** EXERCISE DIRECTIONS **
Return each line of the listing that contains the string "handle".
>>>
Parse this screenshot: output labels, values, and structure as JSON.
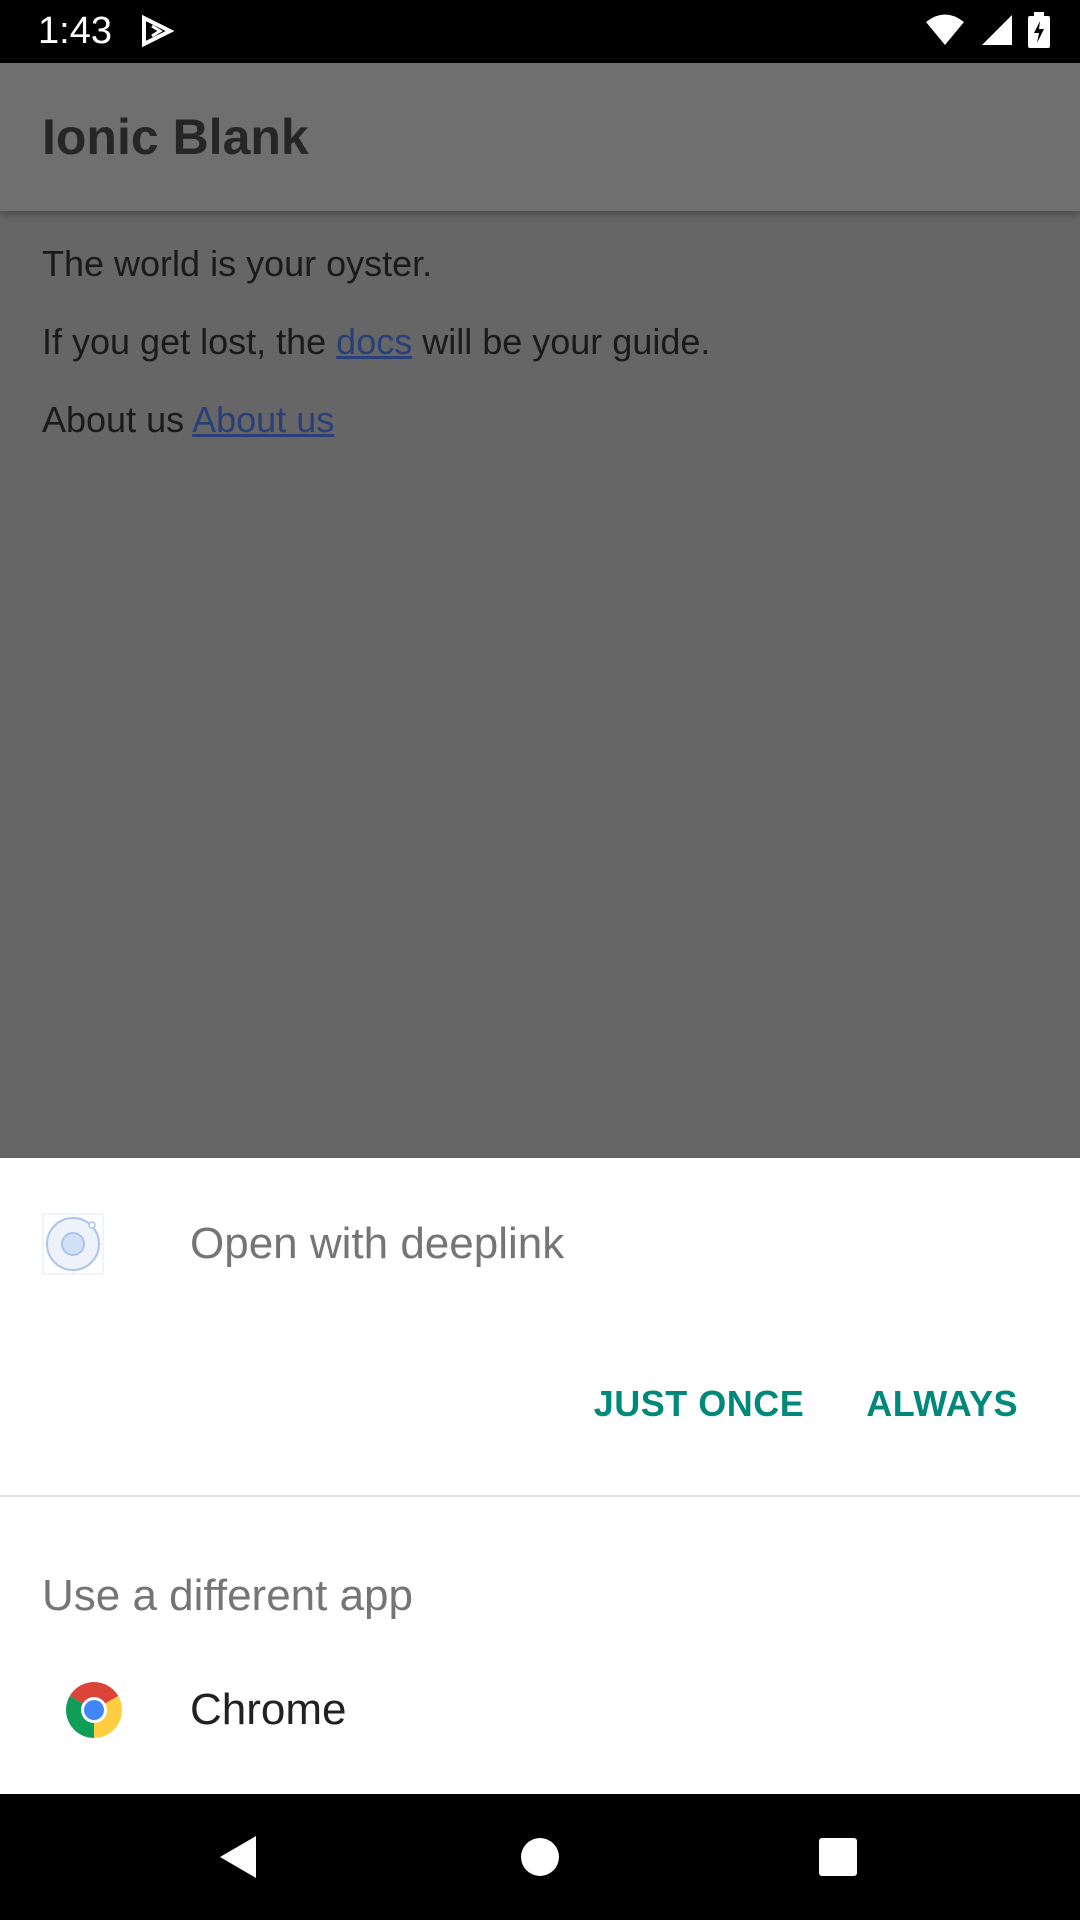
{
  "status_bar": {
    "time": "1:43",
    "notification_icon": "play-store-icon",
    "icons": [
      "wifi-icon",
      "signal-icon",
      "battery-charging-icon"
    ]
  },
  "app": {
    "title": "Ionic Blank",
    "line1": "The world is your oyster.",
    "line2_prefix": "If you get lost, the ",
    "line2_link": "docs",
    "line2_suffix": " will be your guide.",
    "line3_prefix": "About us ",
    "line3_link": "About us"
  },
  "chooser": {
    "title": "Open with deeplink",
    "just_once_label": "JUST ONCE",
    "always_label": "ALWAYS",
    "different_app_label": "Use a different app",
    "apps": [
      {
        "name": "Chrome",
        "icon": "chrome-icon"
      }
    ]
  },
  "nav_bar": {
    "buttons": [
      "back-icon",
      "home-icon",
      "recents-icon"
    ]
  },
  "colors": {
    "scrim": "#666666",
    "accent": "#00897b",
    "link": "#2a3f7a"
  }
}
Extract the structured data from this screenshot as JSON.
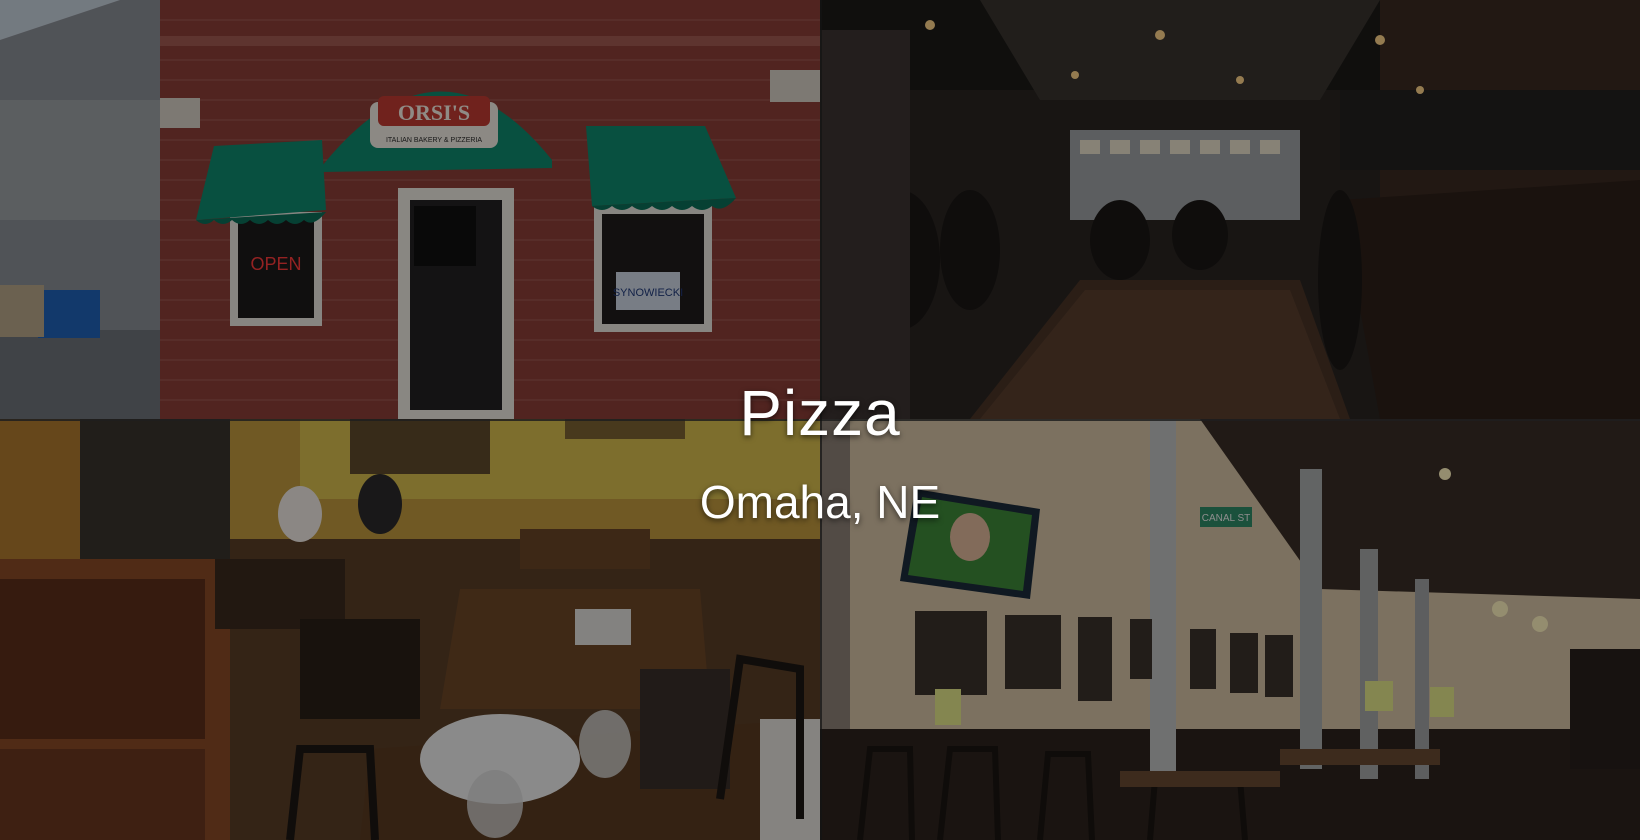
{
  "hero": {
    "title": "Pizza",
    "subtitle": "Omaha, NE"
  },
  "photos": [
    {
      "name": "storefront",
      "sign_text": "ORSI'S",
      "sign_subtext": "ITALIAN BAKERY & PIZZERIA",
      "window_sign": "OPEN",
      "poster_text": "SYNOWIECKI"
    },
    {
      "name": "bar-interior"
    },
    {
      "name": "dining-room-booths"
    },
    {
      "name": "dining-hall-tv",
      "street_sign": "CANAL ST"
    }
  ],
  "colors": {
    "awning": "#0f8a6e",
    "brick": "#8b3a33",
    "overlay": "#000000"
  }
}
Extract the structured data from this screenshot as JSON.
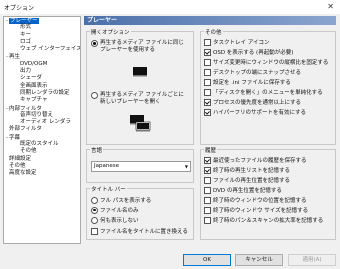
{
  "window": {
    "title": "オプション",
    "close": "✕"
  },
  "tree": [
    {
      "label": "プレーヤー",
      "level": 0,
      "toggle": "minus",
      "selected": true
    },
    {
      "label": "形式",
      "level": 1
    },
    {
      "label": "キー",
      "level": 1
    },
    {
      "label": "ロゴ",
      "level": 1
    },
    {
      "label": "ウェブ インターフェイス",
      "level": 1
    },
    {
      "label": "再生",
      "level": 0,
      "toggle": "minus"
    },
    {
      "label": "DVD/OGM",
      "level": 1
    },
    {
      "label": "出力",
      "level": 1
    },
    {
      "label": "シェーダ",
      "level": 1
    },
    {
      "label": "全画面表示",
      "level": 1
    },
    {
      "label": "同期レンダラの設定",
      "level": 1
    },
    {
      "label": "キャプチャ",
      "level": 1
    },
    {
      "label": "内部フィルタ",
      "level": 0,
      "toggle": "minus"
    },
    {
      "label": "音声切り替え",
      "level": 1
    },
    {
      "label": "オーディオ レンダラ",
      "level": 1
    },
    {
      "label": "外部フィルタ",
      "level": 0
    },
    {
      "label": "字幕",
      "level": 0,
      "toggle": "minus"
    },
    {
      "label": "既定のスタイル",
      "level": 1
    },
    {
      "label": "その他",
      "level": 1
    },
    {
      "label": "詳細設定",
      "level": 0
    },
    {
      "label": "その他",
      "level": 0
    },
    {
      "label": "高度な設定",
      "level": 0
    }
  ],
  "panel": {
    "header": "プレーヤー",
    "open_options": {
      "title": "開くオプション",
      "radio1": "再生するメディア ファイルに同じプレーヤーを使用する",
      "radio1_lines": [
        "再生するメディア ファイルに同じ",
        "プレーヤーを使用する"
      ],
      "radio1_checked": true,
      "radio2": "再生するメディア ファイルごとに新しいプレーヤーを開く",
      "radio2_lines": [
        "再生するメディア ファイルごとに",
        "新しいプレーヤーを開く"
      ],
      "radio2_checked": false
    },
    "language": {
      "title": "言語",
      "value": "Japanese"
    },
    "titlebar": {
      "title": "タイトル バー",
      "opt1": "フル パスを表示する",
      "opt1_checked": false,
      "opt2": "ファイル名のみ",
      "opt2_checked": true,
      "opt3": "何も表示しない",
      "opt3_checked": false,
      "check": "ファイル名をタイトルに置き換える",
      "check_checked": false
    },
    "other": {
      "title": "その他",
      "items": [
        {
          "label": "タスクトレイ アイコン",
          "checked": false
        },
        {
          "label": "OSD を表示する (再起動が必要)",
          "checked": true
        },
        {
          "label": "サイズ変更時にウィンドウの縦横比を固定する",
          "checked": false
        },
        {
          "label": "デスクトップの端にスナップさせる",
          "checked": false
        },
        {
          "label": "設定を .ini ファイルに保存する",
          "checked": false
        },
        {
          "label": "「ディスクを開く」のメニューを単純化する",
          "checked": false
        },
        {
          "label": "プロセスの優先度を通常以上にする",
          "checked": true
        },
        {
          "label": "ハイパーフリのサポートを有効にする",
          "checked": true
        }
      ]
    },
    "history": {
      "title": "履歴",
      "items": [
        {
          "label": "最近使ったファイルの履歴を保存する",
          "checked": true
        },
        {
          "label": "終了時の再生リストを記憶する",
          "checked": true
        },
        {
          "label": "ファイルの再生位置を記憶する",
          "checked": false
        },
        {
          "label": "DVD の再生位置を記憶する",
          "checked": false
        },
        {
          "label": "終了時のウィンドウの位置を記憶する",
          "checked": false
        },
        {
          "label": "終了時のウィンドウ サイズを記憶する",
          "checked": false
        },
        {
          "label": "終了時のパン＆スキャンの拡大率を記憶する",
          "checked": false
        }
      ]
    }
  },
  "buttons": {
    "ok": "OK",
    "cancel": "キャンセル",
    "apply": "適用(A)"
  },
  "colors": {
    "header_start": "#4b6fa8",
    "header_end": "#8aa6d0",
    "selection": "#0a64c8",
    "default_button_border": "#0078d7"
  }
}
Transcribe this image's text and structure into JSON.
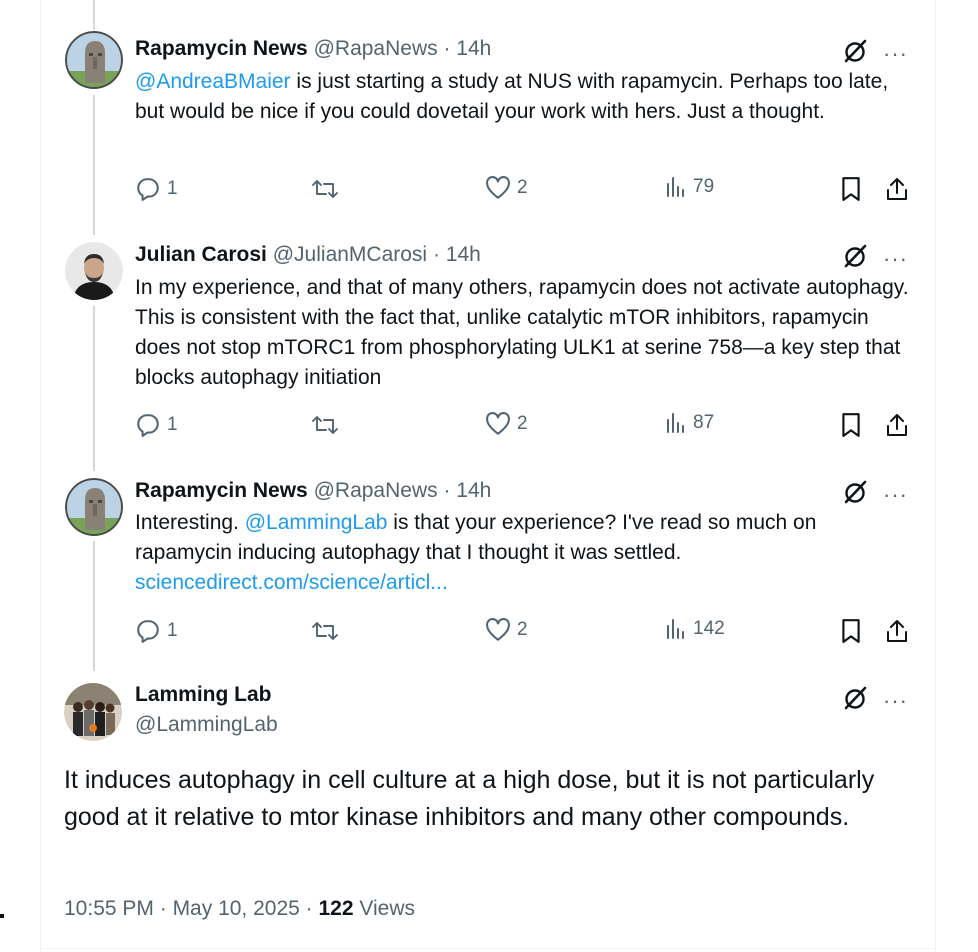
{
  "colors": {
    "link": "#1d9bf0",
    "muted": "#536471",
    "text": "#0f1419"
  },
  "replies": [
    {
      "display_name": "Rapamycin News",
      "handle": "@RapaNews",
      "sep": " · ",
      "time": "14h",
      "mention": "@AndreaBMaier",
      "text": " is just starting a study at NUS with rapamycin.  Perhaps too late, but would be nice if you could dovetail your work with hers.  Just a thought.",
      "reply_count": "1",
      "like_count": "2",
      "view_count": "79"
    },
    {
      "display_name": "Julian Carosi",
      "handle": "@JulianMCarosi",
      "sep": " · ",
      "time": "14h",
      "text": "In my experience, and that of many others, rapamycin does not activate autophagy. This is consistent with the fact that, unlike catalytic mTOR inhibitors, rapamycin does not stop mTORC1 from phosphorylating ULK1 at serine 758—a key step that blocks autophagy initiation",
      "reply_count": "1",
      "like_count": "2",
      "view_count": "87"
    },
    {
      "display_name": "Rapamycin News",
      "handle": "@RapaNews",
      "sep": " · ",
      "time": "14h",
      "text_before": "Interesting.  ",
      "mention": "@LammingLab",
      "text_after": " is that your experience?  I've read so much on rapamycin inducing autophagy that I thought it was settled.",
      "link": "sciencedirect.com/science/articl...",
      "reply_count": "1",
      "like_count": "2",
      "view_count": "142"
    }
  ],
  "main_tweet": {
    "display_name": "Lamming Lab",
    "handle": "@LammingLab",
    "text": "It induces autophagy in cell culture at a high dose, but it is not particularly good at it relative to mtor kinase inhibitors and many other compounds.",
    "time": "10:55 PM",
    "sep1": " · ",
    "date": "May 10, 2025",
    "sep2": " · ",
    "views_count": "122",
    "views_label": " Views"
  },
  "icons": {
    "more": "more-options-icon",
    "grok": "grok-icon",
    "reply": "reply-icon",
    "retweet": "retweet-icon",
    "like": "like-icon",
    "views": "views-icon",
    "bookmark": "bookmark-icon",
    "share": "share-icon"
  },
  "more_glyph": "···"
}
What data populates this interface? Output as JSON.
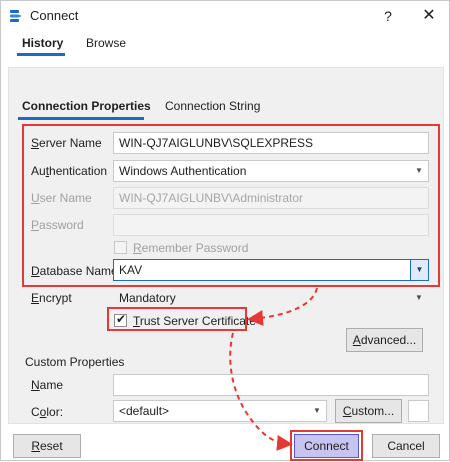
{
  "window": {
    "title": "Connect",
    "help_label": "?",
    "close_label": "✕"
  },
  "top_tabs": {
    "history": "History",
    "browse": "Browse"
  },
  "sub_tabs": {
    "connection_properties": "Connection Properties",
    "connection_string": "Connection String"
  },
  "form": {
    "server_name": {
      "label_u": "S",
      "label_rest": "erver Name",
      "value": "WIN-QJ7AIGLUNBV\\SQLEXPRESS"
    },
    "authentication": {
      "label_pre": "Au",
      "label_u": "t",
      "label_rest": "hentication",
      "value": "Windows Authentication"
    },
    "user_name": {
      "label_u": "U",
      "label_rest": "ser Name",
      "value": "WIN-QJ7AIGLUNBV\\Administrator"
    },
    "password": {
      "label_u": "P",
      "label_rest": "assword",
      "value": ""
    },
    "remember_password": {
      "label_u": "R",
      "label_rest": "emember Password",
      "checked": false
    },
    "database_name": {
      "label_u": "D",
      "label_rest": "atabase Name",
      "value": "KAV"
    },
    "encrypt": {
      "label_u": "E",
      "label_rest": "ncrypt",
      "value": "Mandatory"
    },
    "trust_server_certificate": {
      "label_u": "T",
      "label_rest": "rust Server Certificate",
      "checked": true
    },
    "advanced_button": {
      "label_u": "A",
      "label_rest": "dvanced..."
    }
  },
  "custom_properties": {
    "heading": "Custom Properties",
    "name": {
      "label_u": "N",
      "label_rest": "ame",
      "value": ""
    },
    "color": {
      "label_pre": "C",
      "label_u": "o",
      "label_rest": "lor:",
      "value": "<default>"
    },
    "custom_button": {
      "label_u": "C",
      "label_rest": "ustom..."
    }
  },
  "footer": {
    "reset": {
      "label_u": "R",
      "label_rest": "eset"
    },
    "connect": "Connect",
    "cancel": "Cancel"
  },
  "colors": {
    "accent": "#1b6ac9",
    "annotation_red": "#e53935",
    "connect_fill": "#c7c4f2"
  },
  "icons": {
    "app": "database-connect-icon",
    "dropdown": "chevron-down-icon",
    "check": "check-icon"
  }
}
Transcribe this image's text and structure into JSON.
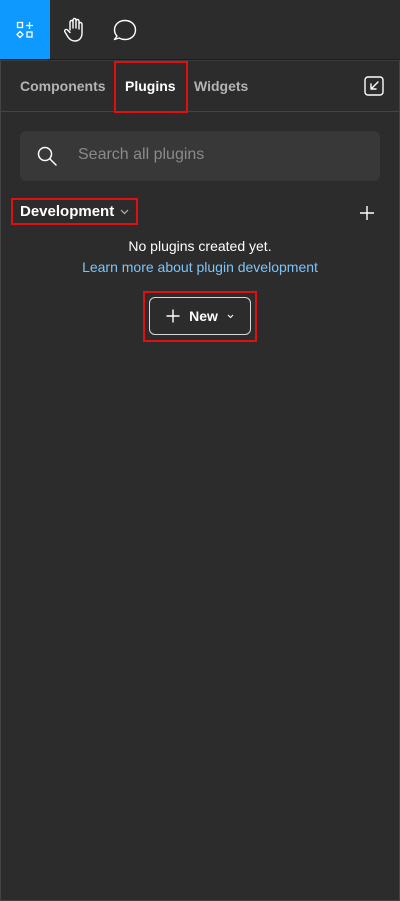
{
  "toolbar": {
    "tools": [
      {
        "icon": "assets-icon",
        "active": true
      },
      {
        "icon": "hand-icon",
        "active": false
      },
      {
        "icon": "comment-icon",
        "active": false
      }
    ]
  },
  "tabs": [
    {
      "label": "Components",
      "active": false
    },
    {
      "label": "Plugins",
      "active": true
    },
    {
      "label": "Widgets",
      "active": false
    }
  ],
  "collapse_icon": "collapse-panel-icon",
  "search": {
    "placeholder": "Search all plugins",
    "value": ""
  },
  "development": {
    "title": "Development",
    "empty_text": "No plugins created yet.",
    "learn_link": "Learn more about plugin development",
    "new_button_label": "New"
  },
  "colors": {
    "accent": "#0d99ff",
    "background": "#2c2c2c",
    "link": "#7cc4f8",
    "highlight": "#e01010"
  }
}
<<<
** EXERCISE ANSWER **
      "handle": "@RapaNews",
      "handle": "@JulianMCarosi",
      "handle": "@RapaNews",
    "handle": "@LammingLab",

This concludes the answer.